By holding investments for extended periods, a long-term strategy reduces transaction costs, minimizes the impact of market volatility, and captures the benefits of compounding over time. This steadiness is especially advantageous during economic cycles, enabling families to weather market downturns and ultimately capitalize on growth opportunities as markets recover. A long-term perspective also fosters greater alignment with the family's overall objectives, ensuring that investment decisions remain in line with the beneficiaries' needs and goals.
Inflation can profoundly impact generational wealth and asset allocation strategies typically characterized by a 60/40 portfolio may not yield returns that outpace inflation. As a result, the real value of these assets can diminish over time, negatively affecting the wealth passed down to beneficiaries.
One key aspect of the Yale Model is the use of private investments, such as venture capital, private equity and real assets. Private investments can help to reduce volatility and increase the overall risk-adjusted return of the portfolio. While public investments can be bought and sold daily, private investments are illiquid for some period of time, often 7-10 years. To offset this illiquidity and entice investors, private investments must offer a disproportionately higher return relative to similar public investments. For families investing across generations, often a majority of the wealth is not needed for years to come. Therefore, it can be highly strategic for these families to allocate meaningfully to private investments and capture this premium.

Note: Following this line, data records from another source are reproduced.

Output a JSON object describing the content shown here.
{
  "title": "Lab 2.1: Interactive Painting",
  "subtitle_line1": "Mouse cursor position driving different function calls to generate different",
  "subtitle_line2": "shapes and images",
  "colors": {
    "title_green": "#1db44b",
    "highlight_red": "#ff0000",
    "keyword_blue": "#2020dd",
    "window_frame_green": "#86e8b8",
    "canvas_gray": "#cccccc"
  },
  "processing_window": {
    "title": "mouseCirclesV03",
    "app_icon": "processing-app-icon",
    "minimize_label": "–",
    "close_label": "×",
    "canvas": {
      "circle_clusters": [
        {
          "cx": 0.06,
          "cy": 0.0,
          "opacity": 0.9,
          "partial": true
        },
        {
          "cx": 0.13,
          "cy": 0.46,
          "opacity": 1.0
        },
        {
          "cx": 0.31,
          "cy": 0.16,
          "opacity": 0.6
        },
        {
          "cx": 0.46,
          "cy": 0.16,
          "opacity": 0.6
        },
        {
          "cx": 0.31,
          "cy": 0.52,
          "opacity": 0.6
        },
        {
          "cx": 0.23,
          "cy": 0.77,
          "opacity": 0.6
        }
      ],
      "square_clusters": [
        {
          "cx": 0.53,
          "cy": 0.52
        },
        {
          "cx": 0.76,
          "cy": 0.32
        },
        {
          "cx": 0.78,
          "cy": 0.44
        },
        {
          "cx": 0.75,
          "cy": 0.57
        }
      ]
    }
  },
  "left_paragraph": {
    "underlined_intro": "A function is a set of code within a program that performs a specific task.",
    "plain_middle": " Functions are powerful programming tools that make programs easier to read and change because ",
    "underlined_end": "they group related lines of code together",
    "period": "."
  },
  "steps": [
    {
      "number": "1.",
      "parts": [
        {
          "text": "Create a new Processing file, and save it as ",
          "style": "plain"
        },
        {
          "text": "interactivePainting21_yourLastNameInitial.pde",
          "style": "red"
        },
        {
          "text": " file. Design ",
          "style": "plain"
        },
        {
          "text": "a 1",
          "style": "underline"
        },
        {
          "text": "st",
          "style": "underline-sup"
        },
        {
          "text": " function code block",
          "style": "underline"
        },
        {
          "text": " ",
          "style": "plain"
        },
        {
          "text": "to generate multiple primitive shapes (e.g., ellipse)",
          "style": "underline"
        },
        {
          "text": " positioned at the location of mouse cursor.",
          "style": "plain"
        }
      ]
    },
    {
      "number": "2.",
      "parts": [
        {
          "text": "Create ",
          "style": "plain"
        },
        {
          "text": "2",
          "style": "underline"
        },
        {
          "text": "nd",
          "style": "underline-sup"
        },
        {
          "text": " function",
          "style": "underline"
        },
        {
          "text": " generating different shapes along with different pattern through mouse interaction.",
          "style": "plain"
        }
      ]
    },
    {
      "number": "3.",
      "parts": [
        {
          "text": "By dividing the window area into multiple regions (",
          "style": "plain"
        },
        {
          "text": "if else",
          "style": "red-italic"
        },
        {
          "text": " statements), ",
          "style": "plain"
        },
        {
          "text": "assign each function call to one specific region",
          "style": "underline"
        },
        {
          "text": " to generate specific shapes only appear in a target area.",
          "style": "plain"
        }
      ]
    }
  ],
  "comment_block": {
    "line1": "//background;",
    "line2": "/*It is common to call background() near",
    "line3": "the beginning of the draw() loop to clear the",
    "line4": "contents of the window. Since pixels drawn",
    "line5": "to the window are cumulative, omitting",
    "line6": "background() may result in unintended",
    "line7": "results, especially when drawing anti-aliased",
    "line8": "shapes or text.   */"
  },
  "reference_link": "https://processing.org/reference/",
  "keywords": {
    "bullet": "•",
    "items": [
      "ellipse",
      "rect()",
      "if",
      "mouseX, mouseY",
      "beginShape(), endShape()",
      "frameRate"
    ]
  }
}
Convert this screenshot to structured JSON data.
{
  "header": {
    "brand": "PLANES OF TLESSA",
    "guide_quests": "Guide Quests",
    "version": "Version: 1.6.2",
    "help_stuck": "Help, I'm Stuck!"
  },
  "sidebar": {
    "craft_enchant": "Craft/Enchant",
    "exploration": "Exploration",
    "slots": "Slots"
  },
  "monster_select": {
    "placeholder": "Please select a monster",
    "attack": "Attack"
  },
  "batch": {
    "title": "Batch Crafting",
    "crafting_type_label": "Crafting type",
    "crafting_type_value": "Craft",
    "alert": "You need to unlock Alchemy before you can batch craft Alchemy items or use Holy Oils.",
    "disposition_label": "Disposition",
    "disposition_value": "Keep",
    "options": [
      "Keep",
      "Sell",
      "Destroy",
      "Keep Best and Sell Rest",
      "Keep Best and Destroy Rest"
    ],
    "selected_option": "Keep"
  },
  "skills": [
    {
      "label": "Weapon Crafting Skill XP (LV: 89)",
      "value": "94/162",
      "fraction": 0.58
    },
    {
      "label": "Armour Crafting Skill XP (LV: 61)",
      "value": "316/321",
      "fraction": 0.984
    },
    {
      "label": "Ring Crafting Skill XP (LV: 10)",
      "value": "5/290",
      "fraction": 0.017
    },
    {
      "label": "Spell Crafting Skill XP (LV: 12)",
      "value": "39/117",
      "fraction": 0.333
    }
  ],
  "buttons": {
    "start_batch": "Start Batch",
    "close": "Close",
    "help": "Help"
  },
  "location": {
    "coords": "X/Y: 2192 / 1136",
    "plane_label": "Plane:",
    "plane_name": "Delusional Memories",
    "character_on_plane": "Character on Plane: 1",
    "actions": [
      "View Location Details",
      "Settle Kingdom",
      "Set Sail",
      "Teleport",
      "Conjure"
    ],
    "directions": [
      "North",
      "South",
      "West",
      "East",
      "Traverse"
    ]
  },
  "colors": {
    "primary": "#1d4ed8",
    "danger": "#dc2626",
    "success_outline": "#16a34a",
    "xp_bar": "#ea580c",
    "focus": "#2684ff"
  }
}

Superior Diversification Through Alternative Investments
In contrast to the 60/40 Portfolio, the Yale Model places significant emphasis on alternative investments. Alternative investments do not fall into one of the traditional asset class categories like equities or bonds; instead, they encompass private equity, real assets (including real estate), hedge funds, and commodities. Alternative investments are generally less correlated to traditional asset classes, meaning that the price movements of alternatives do not closely follow the same trend or direction as traditional assets. The low correlation between alternative and traditional investments reduces the overall volatility of portfolios. As a result, diversified portfolios with exposure to alternatives can better withstand market corrections and minimize the risk of portfolio drawdowns, thus preserving invested capital over the long term.
To this end, after seeing the striking success of the Yale Model, countless endowments have incorporated significant allocations to alternative investments.
Figure 3: Mean Endowment Portfolio Asset Allocation from FY 2018 - FY 2022
*Harvard did not report asset allocation for FY 2022, so the mean excludes data from that year.
**Notre Dame did not report asset allocation for FY 2018, so the mean excludes data from that year.
Long-term endowment strategies, like the Yale Model, hold numerous advantages for families whose assets are multi-generational. Traditional investment strategies, such as the 60/40 portfolio, while historically significant, may not align with the long-term goals of generational wealth. The Yale Model's emphasis on diversification, active asset allocation, and alternatives offers a more effective investment strategy. In addition, the long-term endowment strategy aligns with the very essence of generational wealth – securing financial well-being for generations.
About Two Ocean Trust
Two Ocean Trust was founded to serve private clients whose assets are multi-generational. We provide investment management and trust services to ultra-high net worth individuals, private family trust companies, and foundations. Based in Jackson Hole, Two Ocean Trust is uniquely positioned to provide access to Wyoming's tax advantages, modern trust laws, and enhanced privacy and asset protections.